By Curtis W. Freeman
...research professor of theology and director of the Baptist House of Studies at Duke Divinity School. His book Pilgrim Journey: Instruction in the Mystery of the Gospel
was published in September by Fortress Press as a sequel to Pilgrim Letters: Instruction in the Basic Teaching of Christ.
This proposal for reordering in discipleship isn’t an attempt to be “seeker-sensitive,” in the worst sense of the phrase, giving nonbelievers less to disbelieve. It’s a realistic response to our society’s profound cultural and political shifts. It’s a recognition that Christianity is no longer the norm and, therefore, does not feel normal to many of our neighbors.

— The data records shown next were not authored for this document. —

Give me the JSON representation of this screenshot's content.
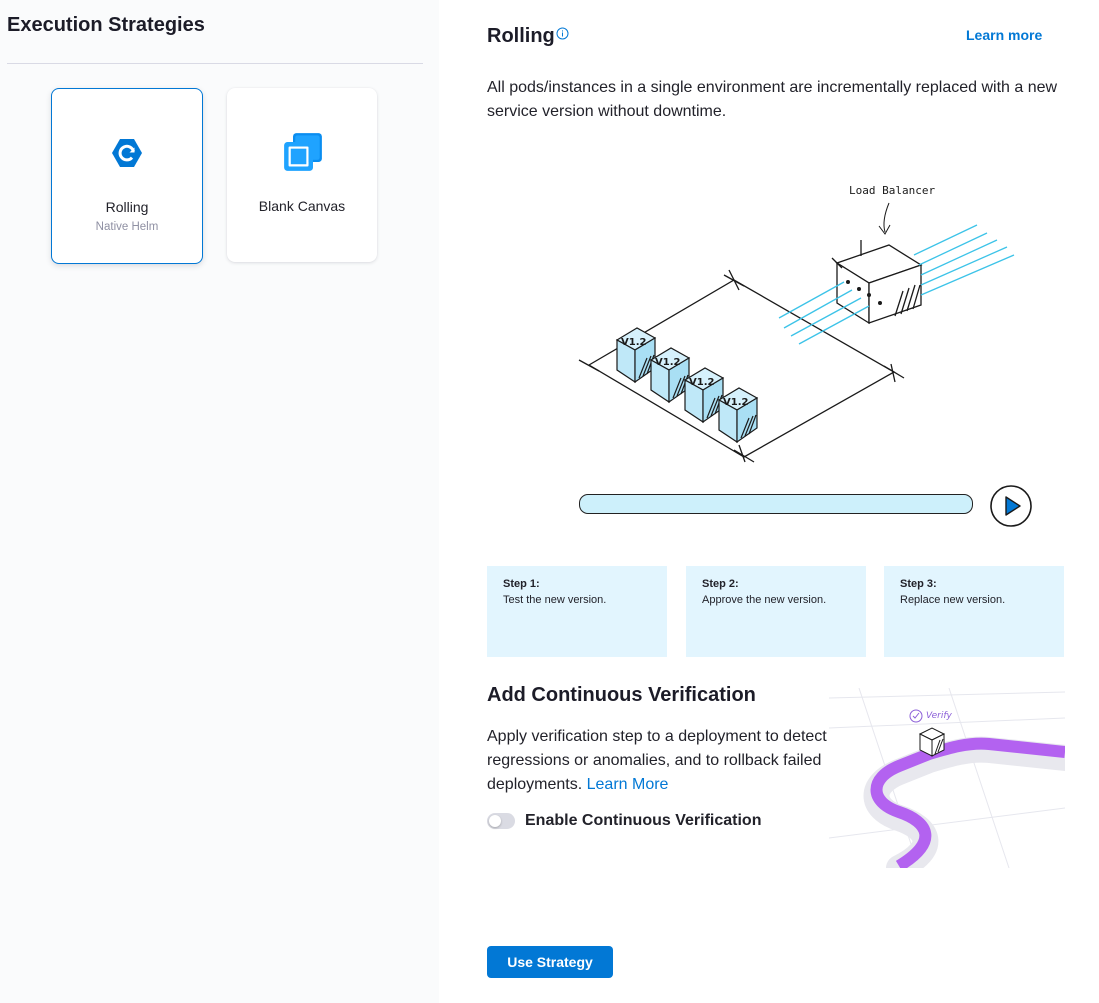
{
  "sidebar": {
    "title": "Execution Strategies",
    "cards": [
      {
        "label": "Rolling",
        "sublabel": "Native Helm",
        "icon": "rolling-hexagon-icon",
        "selected": true
      },
      {
        "label": "Blank Canvas",
        "sublabel": "",
        "icon": "blank-canvas-icon",
        "selected": false
      }
    ]
  },
  "detail": {
    "title": "Rolling",
    "learn_more": "Learn more",
    "description": "All pods/instances in a single environment are incrementally replaced with a new service version without downtime.",
    "illustration": {
      "load_balancer_label": "Load Balancer",
      "pod_labels": [
        "V1.2",
        "V1.2",
        "V1.2",
        "V1.2"
      ]
    },
    "steps": [
      {
        "title": "Step 1:",
        "text": "Test the new version."
      },
      {
        "title": "Step 2:",
        "text": "Approve the new version."
      },
      {
        "title": "Step 3:",
        "text": "Replace new version."
      }
    ]
  },
  "verification": {
    "title": "Add Continuous Verification",
    "description": "Apply verification step to a deployment to detect regressions or anomalies, and to rollback failed deployments.",
    "learn_more": "Learn More",
    "toggle_label": "Enable Continuous Verification",
    "toggle_enabled": false,
    "illustration_label": "Verify"
  },
  "actions": {
    "use_strategy": "Use Strategy"
  },
  "colors": {
    "primary": "#0278d5",
    "step_bg": "#e2f5fe",
    "pod_fill": "#bfe8f8",
    "path_purple": "#b362f0"
  }
}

We can no longer assume a basic familiarity with our faith that makes a sense of belonging, at least superficially, relatively easy to achieve. We must start with belonging in the sense of “faith as trust” in God and membership in God’s family, not belief in the sense of “faith as understanding,” because getting to the doctrinal affirmations is a much longer journey than it used to be. In post-Christendom, occasional church attendance is not a sufficient basis for making Christians—if that attendance happens at all.
Moreover, the disciple-making process is not about enculturating people into an affinity group of support and togetherness. It’s about cultivating a community committed to following Jesus as the Way, the Truth, and the Life (John 14:6). In a secular society, to believe and behave, we must be able to grasp that we belong not only to that community but to God who created us and demonstrated a profound love for us in Jesus Christ.
Belonging, then, is not simply a matter of church attendance or even membership. It’s a covenant relationship based on trust and commitment. It’s deeper than cultural similarities or consumer attraction to a congregation’s programming. It’s belonging to God and one another in the ties that bind our hearts in Christian love. It’s the fellowship of kindred minds. It’s bearing one another’s burdens and sharing the joy of blessings. It’s a common journey and a common hope.